After a lot of shades of blue, I am now working with orange paint. My string was based on Cadmium Orange, with Cadmium Yellow and Titanium White at the lighter end, and Prussian Blue and Burnt Umber at the dark end. The results are pretty good, but I found the process harder than when I was painting the pears – this session took me almost four hours, and two of the hours were spent readjusting the form and then evening out the gradient.
I think the next one will go smoother if I paint with finer gradient steps and I get the initial placement of the paint more accurate. One thing that slowed me down was that I made the darker regions too wide and this caused me to adjust and readjust the gradient many times over. If I had painted the dark regions in the right place, at the right size, the first time, I would only have had to smooth the gradient once.
The other thing I want to improve is subtlety of the transition between the body of the Mineola and the lump where the stem attaches. In the picture, below, the transitional region is too dark.
Today I painted the shadows and background gradients on the other two Mineola paintings. I’m getting better at the gradients and am finding that it is easier to blend as I go, versus waiting until after I have painted all of the steps.
Saw this interesting palette while visiting Norman Lundin’s studio. Norman is a fascinating guy who has been making art and teaching artists since before I was born. During the visit, we had this wonderful, wide-ranging conversation which I’d love to recount, but I couldn’t possibly do it justice in a blog post.
Suffice it to say, that Norman is as interesting as his palette. I highly recommend dropping by his gallery, Prographica.
What do you do if you start painting and part way through find that your subject matter doesn’t fit your canvas? You can always start over, but this can be discouraging. Another option, if you are painting on panel, is to extend the panel by bolting on another section.
One of my classmates had exactly this problem and Gary thought it would be a teachable moment, so I volunteered to help make and attach a custom cradled panel section.
Making the miter cuts for the corners of the frame.
Clamps hold the frame true and flat as the glue dries. I used Gorilla Glue and made sure to drill and countersink the mounting screws before assembly.
Here’s a view of the back side of the finished frame. The new section is visible on the left side. I was happy that I was able to get a good strong joint that yielded a rigid and almost seamless painting surface.
Here’s the finished frame, awaiting paint. The crack on the front is very small and will hopefully disappear as layers of paint are applied.
Today I blocked in the last of the four paintings and then started on the shadows and background gradient for the largest painting, which is 10″ x 20″. The large size and late hour conspired to keep me from working on the other three paintings. My hope is that in the next session, I will be able to do the shadows and backgrounds on the other three.

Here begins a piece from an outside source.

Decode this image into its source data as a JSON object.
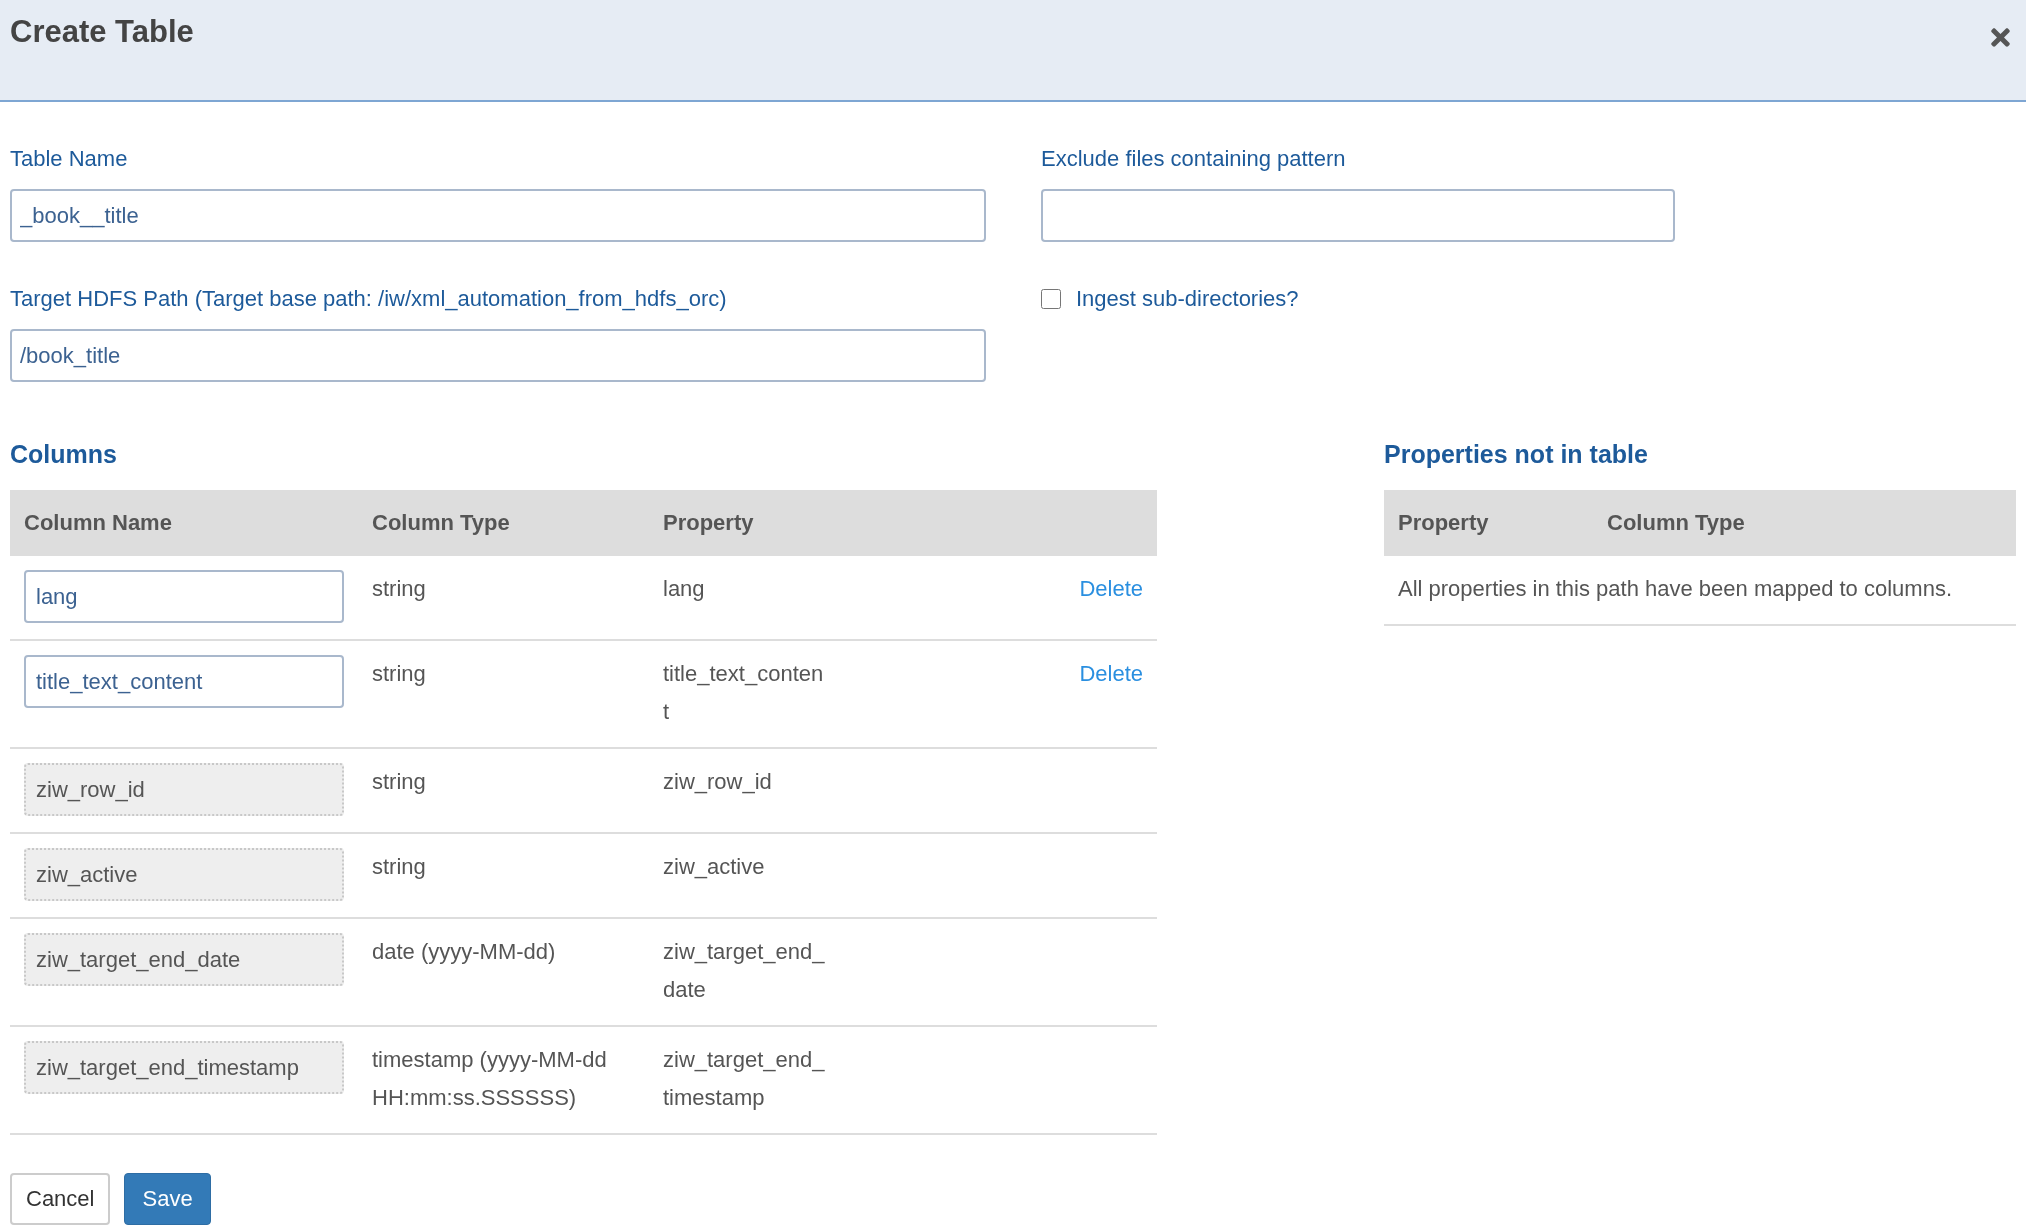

This may seem crazy, but in the spirit of quantity over perfection, I am starting four new paintings. I’ve found that I’m pretty good at coming up with designs, waiting for my paint to thaw, mixing the colors I need, and washing brushes. The area where I need practice is paint handling – the myriad ways of applying paint to canvas – from smooth gradients to thick palette knife impasto, to soft edges. The way I figure it, if I work on multiple paintings simultaneously, I can amortize the design, thawing, mixing, and cleanup over more hours of paint application. That’s the theory anyway.
Originally, I was going to try three paintings based on two tableau, but I added in a fourth, 8″ x 8″ painting for the Maple Valley Creative Arts Council’s Ten-Twenty-Forty fundraiser.
After painting in the reflections on the table top, the pears are almost finished. All I need to do is paint the stems.